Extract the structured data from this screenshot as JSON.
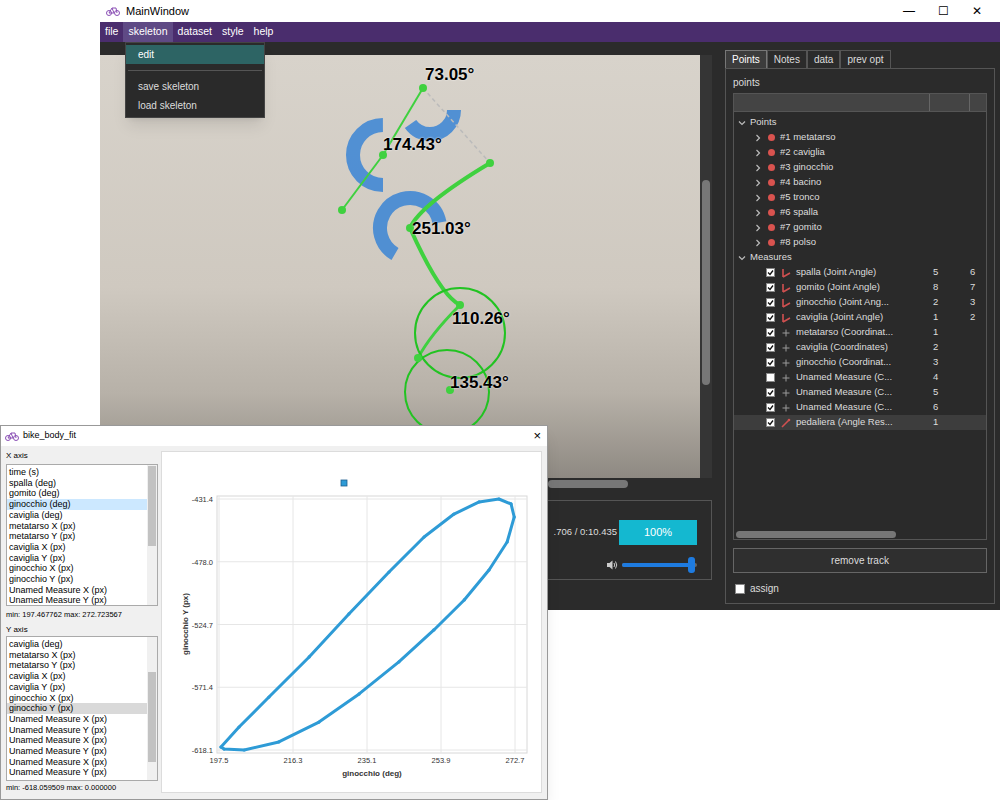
{
  "main_window": {
    "title": "MainWindow",
    "controls": [
      "—",
      "☐",
      "✕"
    ]
  },
  "menu": [
    {
      "label": "file",
      "selected": false
    },
    {
      "label": "skeleton",
      "selected": true
    },
    {
      "label": "dataset",
      "selected": false
    },
    {
      "label": "style",
      "selected": false
    },
    {
      "label": "help",
      "selected": false
    }
  ],
  "skeleton_menu": [
    {
      "label": "edit",
      "selected": true,
      "separator_after": true
    },
    {
      "label": "save skeleton",
      "selected": false,
      "separator_after": false
    },
    {
      "label": "load skeleton",
      "selected": false,
      "separator_after": false
    }
  ],
  "video": {
    "angle_labels": [
      "73.05°",
      "174.43°",
      "251.03°",
      "110.26°",
      "135.43°"
    ]
  },
  "player": {
    "time": ".706 / 0:10.435",
    "progress": {
      "label": "100%",
      "level": 1.0
    },
    "volume": {
      "level": 0.97
    }
  },
  "tabs": [
    {
      "label": "Points",
      "selected": true
    },
    {
      "label": "Notes",
      "selected": false
    },
    {
      "label": "data",
      "selected": false
    },
    {
      "label": "prev opt",
      "selected": false
    }
  ],
  "panel": {
    "title": "points",
    "points_group": {
      "label": "Points",
      "expanded": true,
      "items": [
        {
          "label": "#1 metatarso",
          "expanded": false
        },
        {
          "label": "#2 caviglia",
          "expanded": false
        },
        {
          "label": "#3 ginocchio",
          "expanded": false
        },
        {
          "label": "#4 bacino",
          "expanded": false
        },
        {
          "label": "#5 tronco",
          "expanded": false
        },
        {
          "label": "#6 spalla",
          "expanded": false
        },
        {
          "label": "#7 gomito",
          "expanded": false
        },
        {
          "label": "#8 polso",
          "expanded": false
        }
      ]
    },
    "measures_group": {
      "label": "Measures",
      "expanded": true,
      "items": [
        {
          "label": "spalla (Joint Angle)",
          "kind": "joint-angle",
          "checked": true,
          "col1": "5",
          "col2": "6",
          "selected": false
        },
        {
          "label": "gomito (Joint Angle)",
          "kind": "joint-angle",
          "checked": true,
          "col1": "8",
          "col2": "7",
          "selected": false
        },
        {
          "label": "ginocchio (Joint Ang...",
          "kind": "joint-angle",
          "checked": true,
          "col1": "2",
          "col2": "3",
          "selected": false
        },
        {
          "label": "caviglia (Joint Angle)",
          "kind": "joint-angle",
          "checked": true,
          "col1": "1",
          "col2": "2",
          "selected": false
        },
        {
          "label": "metatarso (Coordinat...",
          "kind": "coordinates",
          "checked": true,
          "col1": "1",
          "col2": "",
          "selected": false
        },
        {
          "label": "caviglia (Coordinates)",
          "kind": "coordinates",
          "checked": true,
          "col1": "2",
          "col2": "",
          "selected": false
        },
        {
          "label": "ginocchio (Coordinat...",
          "kind": "coordinates",
          "checked": true,
          "col1": "3",
          "col2": "",
          "selected": false
        },
        {
          "label": "Unamed Measure (C...",
          "kind": "coordinates",
          "checked": false,
          "col1": "4",
          "col2": "",
          "selected": false
        },
        {
          "label": "Unamed Measure (C...",
          "kind": "coordinates",
          "checked": true,
          "col1": "5",
          "col2": "",
          "selected": false
        },
        {
          "label": "Unamed Measure (C...",
          "kind": "coordinates",
          "checked": true,
          "col1": "6",
          "col2": "",
          "selected": false
        },
        {
          "label": "pedaliera (Angle Res...",
          "kind": "angle-res",
          "checked": true,
          "col1": "1",
          "col2": "",
          "selected": true
        }
      ]
    },
    "remove_button": "remove track",
    "assign": {
      "label": "assign",
      "checked": false
    }
  },
  "plot_window": {
    "title": "bike_body_fit",
    "close": "×",
    "x_axis": {
      "label": "X axis",
      "focused": true,
      "range_text": "min: 197.467762 max: 272.723567",
      "options": [
        {
          "label": "time (s)",
          "selected": false
        },
        {
          "label": "spalla (deg)",
          "selected": false
        },
        {
          "label": "gomito (deg)",
          "selected": false
        },
        {
          "label": "ginocchio (deg)",
          "selected": true
        },
        {
          "label": "caviglia (deg)",
          "selected": false
        },
        {
          "label": "metatarso X (px)",
          "selected": false
        },
        {
          "label": "metatarso Y (px)",
          "selected": false
        },
        {
          "label": "caviglia X (px)",
          "selected": false
        },
        {
          "label": "caviglia Y (px)",
          "selected": false
        },
        {
          "label": "ginocchio X (px)",
          "selected": false
        },
        {
          "label": "ginocchio Y (px)",
          "selected": false
        },
        {
          "label": "Unamed Measure X (px)",
          "selected": false
        },
        {
          "label": "Unamed Measure Y (px)",
          "selected": false
        }
      ]
    },
    "y_axis": {
      "label": "Y axis",
      "focused": false,
      "range_text": "min: -618.059509 max: 0.000000",
      "options": [
        {
          "label": "caviglia (deg)",
          "selected": false
        },
        {
          "label": "metatarso X (px)",
          "selected": false
        },
        {
          "label": "metatarso Y (px)",
          "selected": false
        },
        {
          "label": "caviglia X (px)",
          "selected": false
        },
        {
          "label": "caviglia Y (px)",
          "selected": false
        },
        {
          "label": "ginocchio X (px)",
          "selected": false
        },
        {
          "label": "ginocchio Y (px)",
          "selected": true
        },
        {
          "label": "Unamed Measure X (px)",
          "selected": false
        },
        {
          "label": "Unamed Measure Y (px)",
          "selected": false
        },
        {
          "label": "Unamed Measure X (px)",
          "selected": false
        },
        {
          "label": "Unamed Measure Y (px)",
          "selected": false
        },
        {
          "label": "Unamed Measure X (px)",
          "selected": false
        },
        {
          "label": "Unamed Measure Y (px)",
          "selected": false
        }
      ]
    },
    "chart": {
      "x_title": "ginocchio (deg)",
      "y_title": "ginocchio Y (px)",
      "x_ticks": [
        "197.5",
        "216.3",
        "235.1",
        "253.9",
        "272.7"
      ],
      "y_ticks": [
        "-431.4",
        "-478.0",
        "-524.7",
        "-571.4",
        "-618.1"
      ],
      "series": [
        {
          "x": [
            198.0,
            202.6,
            210.2,
            220.4,
            230.5,
            240.7,
            249.6,
            257.2,
            263.6,
            268.6,
            271.7,
            272.5,
            270.7,
            266.1,
            259.8,
            252.1,
            243.2,
            233.1,
            222.9,
            212.7,
            203.9,
            198.8
          ],
          "y": [
            -615.9,
            -601.0,
            -578.7,
            -548.9,
            -516.9,
            -485.7,
            -459.7,
            -442.6,
            -433.6,
            -431.4,
            -435.1,
            -444.8,
            -463.4,
            -484.2,
            -506.5,
            -528.8,
            -552.6,
            -576.4,
            -597.3,
            -612.1,
            -618.1,
            -617.4
          ]
        }
      ]
    }
  }
}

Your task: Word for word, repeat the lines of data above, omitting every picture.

Output for this exercise:
Extract the structured data from this screenshot as JSON.
{
  "main_window": {
    "title": "MainWindow",
    "controls": [
      "—",
      "☐",
      "✕"
    ]
  },
  "menu": [
    {
      "label": "file",
      "selected": false
    },
    {
      "label": "skeleton",
      "selected": true
    },
    {
      "label": "dataset",
      "selected": false
    },
    {
      "label": "style",
      "selected": false
    },
    {
      "label": "help",
      "selected": false
    }
  ],
  "skeleton_menu": [
    {
      "label": "edit",
      "selected": true,
      "separator_after": true
    },
    {
      "label": "save skeleton",
      "selected": false,
      "separator_after": false
    },
    {
      "label": "load skeleton",
      "selected": false,
      "separator_after": false
    }
  ],
  "video": {
    "angle_labels": [
      "73.05°",
      "174.43°",
      "251.03°",
      "110.26°",
      "135.43°"
    ]
  },
  "player": {
    "time": ".706 / 0:10.435",
    "progress": {
      "label": "100%",
      "level": 1.0
    },
    "volume": {
      "level": 0.97
    }
  },
  "tabs": [
    {
      "label": "Points",
      "selected": true
    },
    {
      "label": "Notes",
      "selected": false
    },
    {
      "label": "data",
      "selected": false
    },
    {
      "label": "prev opt",
      "selected": false
    }
  ],
  "panel": {
    "title": "points",
    "points_group": {
      "label": "Points",
      "expanded": true,
      "items": [
        {
          "label": "#1 metatarso",
          "expanded": false
        },
        {
          "label": "#2 caviglia",
          "expanded": false
        },
        {
          "label": "#3 ginocchio",
          "expanded": false
        },
        {
          "label": "#4 bacino",
          "expanded": false
        },
        {
          "label": "#5 tronco",
          "expanded": false
        },
        {
          "label": "#6 spalla",
          "expanded": false
        },
        {
          "label": "#7 gomito",
          "expanded": false
        },
        {
          "label": "#8 polso",
          "expanded": false
        }
      ]
    },
    "measures_group": {
      "label": "Measures",
      "expanded": true,
      "items": [
        {
          "label": "spalla (Joint Angle)",
          "kind": "joint-angle",
          "checked": true,
          "col1": "5",
          "col2": "6",
          "selected": false
        },
        {
          "label": "gomito (Joint Angle)",
          "kind": "joint-angle",
          "checked": true,
          "col1": "8",
          "col2": "7",
          "selected": false
        },
        {
          "label": "ginocchio (Joint Ang...",
          "kind": "joint-angle",
          "checked": true,
          "col1": "2",
          "col2": "3",
          "selected": false
        },
        {
          "label": "caviglia (Joint Angle)",
          "kind": "joint-angle",
          "checked": true,
          "col1": "1",
          "col2": "2",
          "selected": false
        },
        {
          "label": "metatarso (Coordinat...",
          "kind": "coordinates",
          "checked": true,
          "col1": "1",
          "col2": "",
          "selected": false
        },
        {
          "label": "caviglia (Coordinates)",
          "kind": "coordinates",
          "checked": true,
          "col1": "2",
          "col2": "",
          "selected": false
        },
        {
          "label": "ginocchio (Coordinat...",
          "kind": "coordinates",
          "checked": true,
          "col1": "3",
          "col2": "",
          "selected": false
        },
        {
          "label": "Unamed Measure (C...",
          "kind": "coordinates",
          "checked": false,
          "col1": "4",
          "col2": "",
          "selected": false
        },
        {
          "label": "Unamed Measure (C...",
          "kind": "coordinates",
          "checked": true,
          "col1": "5",
          "col2": "",
          "selected": false
        },
        {
          "label": "Unamed Measure (C...",
          "kind": "coordinates",
          "checked": true,
          "col1": "6",
          "col2": "",
          "selected": false
        },
        {
          "label": "pedaliera (Angle Res...",
          "kind": "angle-res",
          "checked": true,
          "col1": "1",
          "col2": "",
          "selected": true
        }
      ]
    },
    "remove_button": "remove track",
    "assign": {
      "label": "assign",
      "checked": false
    }
  },
  "plot_window": {
    "title": "bike_body_fit",
    "close": "×",
    "x_axis": {
      "label": "X axis",
      "focused": true,
      "range_text": "min: 197.467762 max: 272.723567",
      "options": [
        {
          "label": "time (s)",
          "selected": false
        },
        {
          "label": "spalla (deg)",
          "selected": false
        },
        {
          "label": "gomito (deg)",
          "selected": false
        },
        {
          "label": "ginocchio (deg)",
          "selected": true
        },
        {
          "label": "caviglia (deg)",
          "selected": false
        },
        {
          "label": "metatarso X (px)",
          "selected": false
        },
        {
          "label": "metatarso Y (px)",
          "selected": false
        },
        {
          "label": "caviglia X (px)",
          "selected": false
        },
        {
          "label": "caviglia Y (px)",
          "selected": false
        },
        {
          "label": "ginocchio X (px)",
          "selected": false
        },
        {
          "label": "ginocchio Y (px)",
          "selected": false
        },
        {
          "label": "Unamed Measure X (px)",
          "selected": false
        },
        {
          "label": "Unamed Measure Y (px)",
          "selected": false
        }
      ]
    },
    "y_axis": {
      "label": "Y axis",
      "focused": false,
      "range_text": "min: -618.059509 max: 0.000000",
      "options": [
        {
          "label": "caviglia (deg)",
          "selected": false
        },
        {
          "label": "metatarso X (px)",
          "selected": false
        },
        {
          "label": "metatarso Y (px)",
          "selected": false
        },
        {
          "label": "caviglia X (px)",
          "selected": false
        },
        {
          "label": "caviglia Y (px)",
          "selected": false
        },
        {
          "label": "ginocchio X (px)",
          "selected": false
        },
        {
          "label": "ginocchio Y (px)",
          "selected": true
        },
        {
          "label": "Unamed Measure X (px)",
          "selected": false
        },
        {
          "label": "Unamed Measure Y (px)",
          "selected": false
        },
        {
          "label": "Unamed Measure X (px)",
          "selected": false
        },
        {
          "label": "Unamed Measure Y (px)",
          "selected": false
        },
        {
          "label": "Unamed Measure X (px)",
          "selected": false
        },
        {
          "label": "Unamed Measure Y (px)",
          "selected": false
        }
      ]
    },
    "chart": {
      "x_title": "ginocchio (deg)",
      "y_title": "ginocchio Y (px)",
      "x_ticks": [
        "197.5",
        "216.3",
        "235.1",
        "253.9",
        "272.7"
      ],
      "y_ticks": [
        "-431.4",
        "-478.0",
        "-524.7",
        "-571.4",
        "-618.1"
      ],
      "series": [
        {
          "x": [
            198.0,
            202.6,
            210.2,
            220.4,
            230.5,
            240.7,
            249.6,
            257.2,
            263.6,
            268.6,
            271.7,
            272.5,
            270.7,
            266.1,
            259.8,
            252.1,
            243.2,
            233.1,
            222.9,
            212.7,
            203.9,
            198.8
          ],
          "y": [
            -615.9,
            -601.0,
            -578.7,
            -548.9,
            -516.9,
            -485.7,
            -459.7,
            -442.6,
            -433.6,
            -431.4,
            -435.1,
            -444.8,
            -463.4,
            -484.2,
            -506.5,
            -528.8,
            -552.6,
            -576.4,
            -597.3,
            -612.1,
            -618.1,
            -617.4
          ]
        }
      ]
    }
  }
}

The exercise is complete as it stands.